--- EXCERPTED RECORDS Enclosed Below ---
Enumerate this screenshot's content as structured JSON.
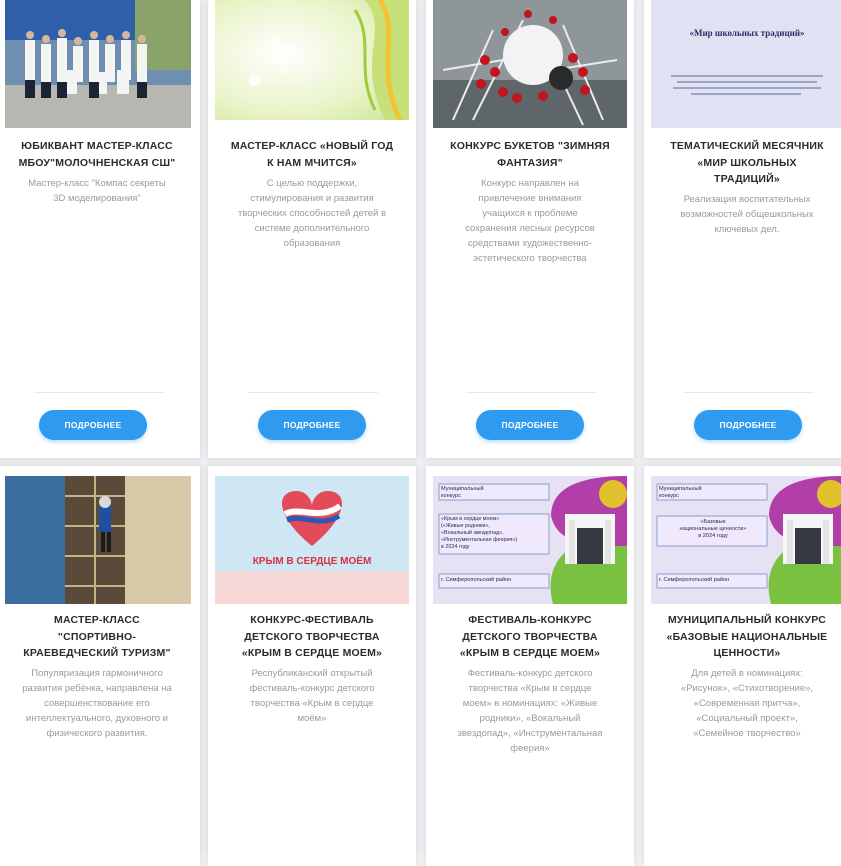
{
  "cards_row1": [
    {
      "title": "ЮБИКВАНТ МАСТЕР-КЛАСС\nМБОУ\"МОЛОЧНЕНСКАЯ СШ\"",
      "desc": "Мастер-класс \"Компас секреты\n3D моделирования\"",
      "button": "ПОДРОБНЕЕ"
    },
    {
      "title": "МАСТЕР-КЛАСС «НОВЫЙ ГОД\nК НАМ МЧИТСЯ»",
      "desc": "С целью поддержки,\nстимулирования и развития\nтворческих способностей детей в\nсистеме дополнительного\nобразования",
      "button": "ПОДРОБНЕЕ"
    },
    {
      "title": "КОНКУРС БУКЕТОВ \"ЗИМНЯЯ\nФАНТАЗИЯ\"",
      "desc": "Конкурс направлен на\nпривлечение внимания\nучащихся к проблеме\nсохранения лесных ресурсов\nсредствами художественно-\nэстетического творчества",
      "button": "ПОДРОБНЕЕ"
    },
    {
      "title": "ТЕМАТИЧЕСКИЙ МЕСЯЧНИК\n«МИР ШКОЛЬНЫХ\nТРАДИЦИЙ»",
      "desc": "Реализация воспитательных\nвозможностей общешкольных\nключевых дел.",
      "button": "ПОДРОБНЕЕ",
      "thumb_text": "«Мир школьных традиций»"
    }
  ],
  "cards_row2": [
    {
      "title": "МАСТЕР-КЛАСС\n\"СПОРТИВНО-\nКРАЕВЕДЧЕСКИЙ ТУРИЗМ\"",
      "desc": "Популяризация гармоничного\nразвития ребёнка, направлена на\nсовершенствование его\nинтеллектуального, духовного и\nфизического развития."
    },
    {
      "title": "КОНКУРС-ФЕСТИВАЛЬ\nДЕТСКОГО ТВОРЧЕСТВА\n«КРЫМ В СЕРДЦЕ МОЕМ»",
      "desc": "Республиканский открытый\nфестиваль-конкурс детского\nтворчества «Крым в сердце\nмоём»",
      "thumb_text": "КРЫМ В СЕРДЦЕ МОЁМ"
    },
    {
      "title": "ФЕСТИВАЛЬ-КОНКУРС\nДЕТСКОГО ТВОРЧЕСТВА\n«КРЫМ В СЕРДЦЕ МОЕМ»",
      "desc": "Фестиваль-конкурс детского\nтворчества «Крым в сердце\nмоем» в номинациях: «Живые\nродники», «Вокальный\nзвездопад», «Инструментальная\nфеерия»",
      "thumb_lines": [
        "Муниципальный",
        "конкурс",
        "«Крым в сердце моем»",
        "(«Живые родники»,",
        "«Вокальный звездопад»,",
        "«Инструментальная феерия»)",
        "в 2024 году",
        "г. Симферопольский район"
      ]
    },
    {
      "title": "МУНИЦИПАЛЬНЫЙ КОНКУРС\n«БАЗОВЫЕ НАЦИОНАЛЬНЫЕ\nЦЕННОСТИ»",
      "desc": "Для детей в номинациях:\n«Рисунок», «Стихотворение»,\n«Современная притча»,\n«Социальный проект»,\n«Семейное творчество»",
      "thumb_lines": [
        "Муниципальный",
        "конкурс",
        "«Базовые",
        "национальные ценности»",
        "в 2024 году",
        "г. Симферопольский район"
      ]
    }
  ],
  "colors": {
    "button": "#2f9bf0",
    "title": "#2b2b2b",
    "desc": "#9a9a9a"
  }
}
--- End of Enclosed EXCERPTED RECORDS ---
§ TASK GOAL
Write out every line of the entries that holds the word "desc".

§ RESULT OF THE EXERCISE
      "desc": "Мастер-класс \"Компас секреты\n3D моделирования\"",
      "desc": "С целью поддержки,\nстимулирования и развития\nтворческих способностей детей в\nсистеме дополнительного\nобразования",
      "desc": "Конкурс направлен на\nпривлечение внимания\nучащихся к проблеме\nсохранения лесных ресурсов\nсредствами художественно-\nэстетического творчества",
      "desc": "Реализация воспитательных\nвозможностей общешкольных\nключевых дел.",
      "desc": "Популяризация гармоничного\nразвития ребёнка, направлена на\nсовершенствование его\nинтеллектуального, духовного и\nфизического развития."
      "desc": "Республиканский открытый\nфестиваль-конкурс детского\nтворчества «Крым в сердце\nмоём»",
      "desc": "Фестиваль-конкурс детского\nтворчества «Крым в сердце\nмоем» в номинациях: «Живые\nродники», «Вокальный\nзвездопад», «Инструментальная\nфеерия»",
      "desc": "Для детей в номинациях:\n«Рисунок», «Стихотворение»,\n«Современная притча»,\n«Социальный проект»,\n«Семейное творчество»",
    "desc": "#9a9a9a"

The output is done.